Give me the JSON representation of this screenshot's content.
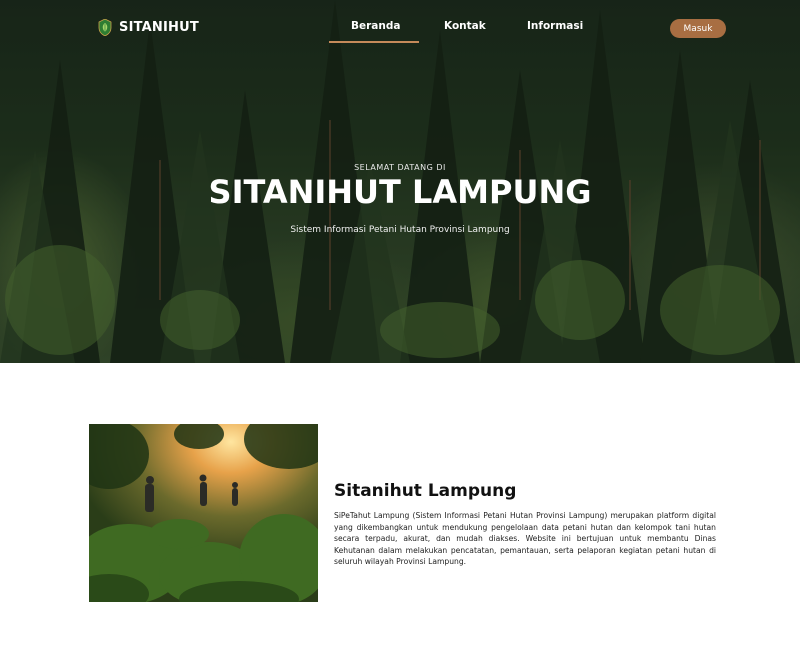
{
  "brand": {
    "name": "SITANIHUT",
    "logo_icon": "leaf-emblem-icon"
  },
  "nav": {
    "items": [
      {
        "label": "Beranda",
        "active": true
      },
      {
        "label": "Kontak",
        "active": false
      },
      {
        "label": "Informasi",
        "active": false
      }
    ],
    "login_label": "Masuk"
  },
  "hero": {
    "kicker": "SELAMAT DATANG DI",
    "title": "SITANIHUT LAMPUNG",
    "subtitle": "Sistem Informasi Petani Hutan Provinsi Lampung"
  },
  "about": {
    "title": "Sitanihut Lampung",
    "description": "SiPeTahut Lampung (Sistem Informasi Petani Hutan Provinsi Lampung) merupakan platform digital yang dikembangkan untuk mendukung pengelolaan data petani hutan dan kelompok tani hutan secara terpadu, akurat, dan mudah diakses. Website ini bertujuan untuk membantu Dinas Kehutanan dalam melakukan pencatatan, pemantauan, serta pelaporan kegiatan petani hutan di seluruh wilayah Provinsi Lampung."
  },
  "colors": {
    "accent": "#a86e42",
    "underline": "#c58a5a",
    "hero_dark": "#1b2a1d"
  }
}
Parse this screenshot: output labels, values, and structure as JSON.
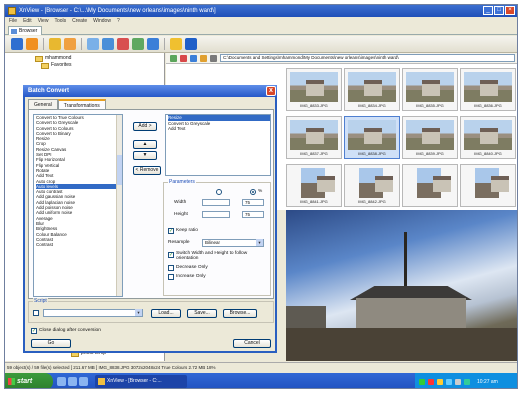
{
  "app": {
    "title": "XnView - [Browser - C:\\...\\My Documents\\new orleans\\images\\ninth ward\\]",
    "menu": [
      "File",
      "Edit",
      "View",
      "Tools",
      "Create",
      "Window",
      "?"
    ],
    "browser_tab": "Browser",
    "address": "C:\\Documents and Settings\\mhammond\\My Documents\\new orleans\\images\\ninth ward\\"
  },
  "tree": {
    "top_items": [
      "mhammond",
      "Favorites"
    ],
    "bottom_items": [
      "maps",
      "photo temp"
    ]
  },
  "thumbnails": [
    {
      "caption": "IMG_8833.JPG"
    },
    {
      "caption": "IMG_8834.JPG"
    },
    {
      "caption": "IMG_8835.JPG"
    },
    {
      "caption": "IMG_8836.JPG"
    },
    {
      "caption": "IMG_8837.JPG"
    },
    {
      "caption": "IMG_8838.JPG"
    },
    {
      "caption": "IMG_8839.JPG"
    },
    {
      "caption": "IMG_8840.JPG"
    },
    {
      "caption": "IMG_8841.JPG"
    },
    {
      "caption": "IMG_8842.JPG"
    }
  ],
  "status": "59 object(s) / 59 file(s) selected  [ 211.67 MB ]   IMG_8838.JPG   3072x2048x24   True Colours   2.72 MB   18%",
  "taskbar": {
    "start": "start",
    "task": "XnView - [Browser - C:...",
    "clock": "10:27 am"
  },
  "dialog": {
    "title": "Batch Convert",
    "close": "x",
    "tabs": [
      "General",
      "Transformations"
    ],
    "transformations": [
      "Convert to True Colours",
      "Convert to Greyscale",
      "Convert to Colours",
      "Convert to Binary",
      "Resize",
      "Crop",
      "Resize Canvas",
      "Set DPI",
      "Flip Horizontal",
      "Flip Vertical",
      "Rotate",
      "Add Text",
      "Auto crop",
      "Auto levels",
      "Auto contrast",
      "Add gaussian noise",
      "Add laplacian noise",
      "Add poisson noise",
      "Add uniform noise",
      "Average",
      "Blur",
      "Brightness",
      "Colour Balance",
      "Contrast",
      "Contrast"
    ],
    "selected_index": 13,
    "buttons": {
      "add": "Add >",
      "up": "▲",
      "down": "▼",
      "remove": "< Remove",
      "load": "Load...",
      "save": "Save...",
      "browse": "Browse...",
      "go": "Go",
      "cancel": "Cancel"
    },
    "applied": [
      "Resize",
      "Convert to Greyscale",
      "Add Text"
    ],
    "applied_selected": 0,
    "parameters": {
      "legend": "Parameters",
      "radio_left": "",
      "radio_right": "%",
      "width_label": "Width",
      "width_value": "75",
      "height_label": "Height",
      "height_value": "75",
      "keep_ratio": "Keep ratio",
      "resample_label": "Resample",
      "resample_value": "Bilinear",
      "switch_label": "Switch Width and Height to follow orientation",
      "decrease_only": "Decrease Only",
      "increase_only": "Increase Only"
    },
    "script_legend": "Script",
    "close_after": "Close dialog after conversion"
  }
}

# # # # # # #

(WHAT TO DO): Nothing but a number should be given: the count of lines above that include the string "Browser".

(ANSWER TO THE PROBLEM): 3